When it comes to using credit cards, it appears that most UAE consumers have smartened up and learned to avoid at least one major blunder that can lead to mounting debt levels.
A new study on consumer behaviour in UAE found that the majority (70 per cent) of credit cardholders now ensure they pay off any outstanding balance in full every month to avoid going into the red and racking up interest charges.
The trend was different in 2013, when nearly half (42 per cent) of residents were making only the minimum payment each month, and the average household borrowing stood at $95,000 (Dh348,000).
Paying only the minimum amount due on credit card can lead consumers to a debt trap, as it doesn’t only extend the amount of time it takes to pay back the bank, it also jacks up the amount of interest charges on the plastic money. So, the more they keep up only with minimum payments, the longer it takes for people to get out of debt.
“Making only the minimum payments on your credit card opens you up to enormous interest-based expenses.
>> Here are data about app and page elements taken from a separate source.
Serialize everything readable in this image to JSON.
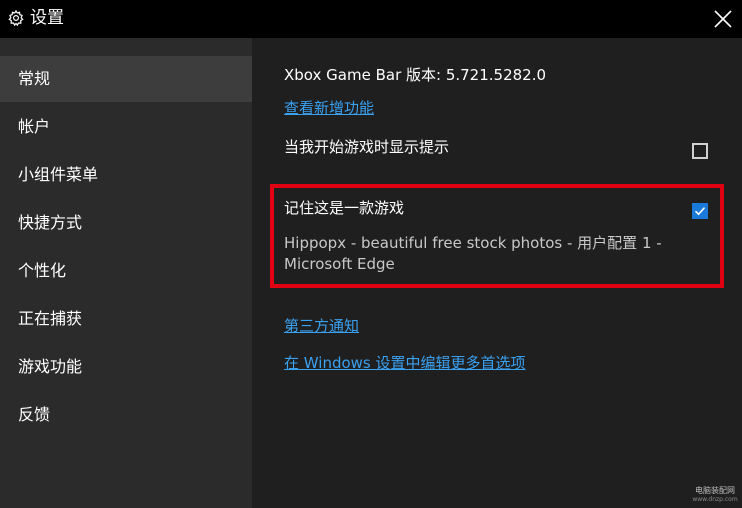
{
  "window": {
    "title": "设置",
    "title_icon": "gear-icon",
    "close_icon": "close-icon"
  },
  "sidebar": {
    "items": [
      {
        "label": "常规",
        "selected": true
      },
      {
        "label": "帐户",
        "selected": false
      },
      {
        "label": "小组件菜单",
        "selected": false
      },
      {
        "label": "快捷方式",
        "selected": false
      },
      {
        "label": "个性化",
        "selected": false
      },
      {
        "label": "正在捕获",
        "selected": false
      },
      {
        "label": "游戏功能",
        "selected": false
      },
      {
        "label": "反馈",
        "selected": false
      }
    ]
  },
  "main": {
    "version": "Xbox Game Bar 版本: 5.721.5282.0",
    "whats_new_link": "查看新增功能",
    "show_tips": {
      "label": "当我开始游戏时显示提示",
      "checked": false
    },
    "remember_game": {
      "label": "记住这是一款游戏",
      "checked": true,
      "app_name": "Hippopx - beautiful free stock photos - 用户配置 1 - Microsoft Edge"
    },
    "third_party_link": "第三方通知",
    "windows_settings_link": "在 Windows 设置中编辑更多首选项"
  },
  "watermark": {
    "line1": "电脑装配网",
    "line2": "www.dnzp.com"
  },
  "colors": {
    "accent": "#1a7ad9",
    "link": "#3aa0f0",
    "highlight": "#e00012",
    "sidebar_bg": "#2b2b2b",
    "main_bg": "#1f1f1f",
    "titlebar_bg": "#000000"
  }
}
Therefore, it’s highly encouraging that our most recent survey suggests that UAE residents are reaping the benefit of credit cards while still being responsible with their repayments,” said Jon Richards, CEO of yallacompare, which conducted the study.
Out of the 270 UAE residents polled for the study, only 5 per cent said they pay only the minimum payment required by their bank, while the remainder of the respondents (25 per cent) said they try to pay more than the minimum, but they tend to have a little outstanding credit card debt each month.
“Consumers have, on the whole, wised up to the benefits of staying on top of debts,” said Richards.
A few years ago, when many consumers were not too conscious about repayments, a number of borrowers ended up in jail over unpaid loans and credit card debt. According to Strategic Analysis, the debt burden in the UAE in 2013 alone was equivalent to $95,000 (Dh348,000) for every household or $114 billion in total.
Financial experts have warned that there are still some UAE residents out there who are struggling with borrowings, including car loans and personal loans, not just credit card bills. Consumer loans in the last quarter of 2015 amounted to Dh417 million, up by Dh27 million from the first quarter.
SS Raju, personal finance expert at Nexus Group said earlier that some consumers are still struggling with debt and spending more than a third of their salary on repayments, adding that part of the problem is that people fall into the trap of “loan sharks.”
“People tend to resort to these lenders when they find themselves needing to meet financial obligations, but are unable to apply for a bank loan because they do not meet the income criteria,” he said.
“However, these ‘loan sharks’ must be avoided like the plague – they can put you in a sea of endless debt, and if you’re unable to pay it back, they can file lawsuits against you.”
According to yallacompare, most people (78 per cent) now look at interest rates as a primary consideration when choosing a new credit card. However, a significant number (nearly 27 per cent) still have a strong preference for cards that dangle rewards such as cashback, while 27 per cent indicated a bias towards card products that offer lifestyle benefits and discounts. Most residents (57 per cent) also prefer a credit card from a local bank, rather than an international one.
Source: Gulf News